▸ Dataset rows for apps and sites
______

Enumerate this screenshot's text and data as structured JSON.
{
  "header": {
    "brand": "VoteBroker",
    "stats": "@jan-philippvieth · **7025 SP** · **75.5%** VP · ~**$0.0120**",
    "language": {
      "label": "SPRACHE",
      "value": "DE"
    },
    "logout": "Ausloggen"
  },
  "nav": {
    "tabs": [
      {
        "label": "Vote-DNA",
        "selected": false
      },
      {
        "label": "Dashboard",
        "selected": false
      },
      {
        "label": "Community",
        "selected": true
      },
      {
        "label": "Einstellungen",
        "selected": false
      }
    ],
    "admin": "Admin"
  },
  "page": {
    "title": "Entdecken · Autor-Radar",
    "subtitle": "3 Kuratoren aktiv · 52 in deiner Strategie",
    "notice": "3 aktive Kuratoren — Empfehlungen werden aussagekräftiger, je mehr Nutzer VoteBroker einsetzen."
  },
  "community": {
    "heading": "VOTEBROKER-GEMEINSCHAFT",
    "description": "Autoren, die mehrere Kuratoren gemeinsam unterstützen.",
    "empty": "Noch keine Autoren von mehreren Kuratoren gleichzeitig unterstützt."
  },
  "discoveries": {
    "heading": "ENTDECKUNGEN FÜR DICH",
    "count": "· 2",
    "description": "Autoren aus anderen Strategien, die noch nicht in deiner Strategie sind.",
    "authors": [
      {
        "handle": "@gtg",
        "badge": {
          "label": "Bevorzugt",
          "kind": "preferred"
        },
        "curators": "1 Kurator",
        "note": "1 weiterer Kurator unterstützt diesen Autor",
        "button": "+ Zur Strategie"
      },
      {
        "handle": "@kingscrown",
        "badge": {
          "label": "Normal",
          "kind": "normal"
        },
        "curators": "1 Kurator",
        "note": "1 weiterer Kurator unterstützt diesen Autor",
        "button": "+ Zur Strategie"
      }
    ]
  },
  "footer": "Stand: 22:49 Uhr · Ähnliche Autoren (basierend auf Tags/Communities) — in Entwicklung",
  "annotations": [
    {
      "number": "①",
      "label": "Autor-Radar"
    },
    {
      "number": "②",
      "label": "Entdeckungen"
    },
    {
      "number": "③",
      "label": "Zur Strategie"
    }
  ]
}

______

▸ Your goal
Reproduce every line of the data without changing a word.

▸ Response to this exercise
Enumerate this screenshot's text and data as structured JSON.
{
  "header": {
    "brand": "VoteBroker",
    "stats": "@jan-philippvieth · **7025 SP** · **75.5%** VP · ~**$0.0120**",
    "language": {
      "label": "SPRACHE",
      "value": "DE"
    },
    "logout": "Ausloggen"
  },
  "nav": {
    "tabs": [
      {
        "label": "Vote-DNA",
        "selected": false
      },
      {
        "label": "Dashboard",
        "selected": false
      },
      {
        "label": "Community",
        "selected": true
      },
      {
        "label": "Einstellungen",
        "selected": false
      }
    ],
    "admin": "Admin"
  },
  "page": {
    "title": "Entdecken · Autor-Radar",
    "subtitle": "3 Kuratoren aktiv · 52 in deiner Strategie",
    "notice": "3 aktive Kuratoren — Empfehlungen werden aussagekräftiger, je mehr Nutzer VoteBroker einsetzen."
  },
  "community": {
    "heading": "VOTEBROKER-GEMEINSCHAFT",
    "description": "Autoren, die mehrere Kuratoren gemeinsam unterstützen.",
    "empty": "Noch keine Autoren von mehreren Kuratoren gleichzeitig unterstützt."
  },
  "discoveries": {
    "heading": "ENTDECKUNGEN FÜR DICH",
    "count": "· 2",
    "description": "Autoren aus anderen Strategien, die noch nicht in deiner Strategie sind.",
    "authors": [
      {
        "handle": "@gtg",
        "badge": {
          "label": "Bevorzugt",
          "kind": "preferred"
        },
        "curators": "1 Kurator",
        "note": "1 weiterer Kurator unterstützt diesen Autor",
        "button": "+ Zur Strategie"
      },
      {
        "handle": "@kingscrown",
        "badge": {
          "label": "Normal",
          "kind": "normal"
        },
        "curators": "1 Kurator",
        "note": "1 weiterer Kurator unterstützt diesen Autor",
        "button": "+ Zur Strategie"
      }
    ]
  },
  "footer": "Stand: 22:49 Uhr · Ähnliche Autoren (basierend auf Tags/Communities) — in Entwicklung",
  "annotations": [
    {
      "number": "①",
      "label": "Autor-Radar"
    },
    {
      "number": "②",
      "label": "Entdeckungen"
    },
    {
      "number": "③",
      "label": "Zur Strategie"
    }
  ]
}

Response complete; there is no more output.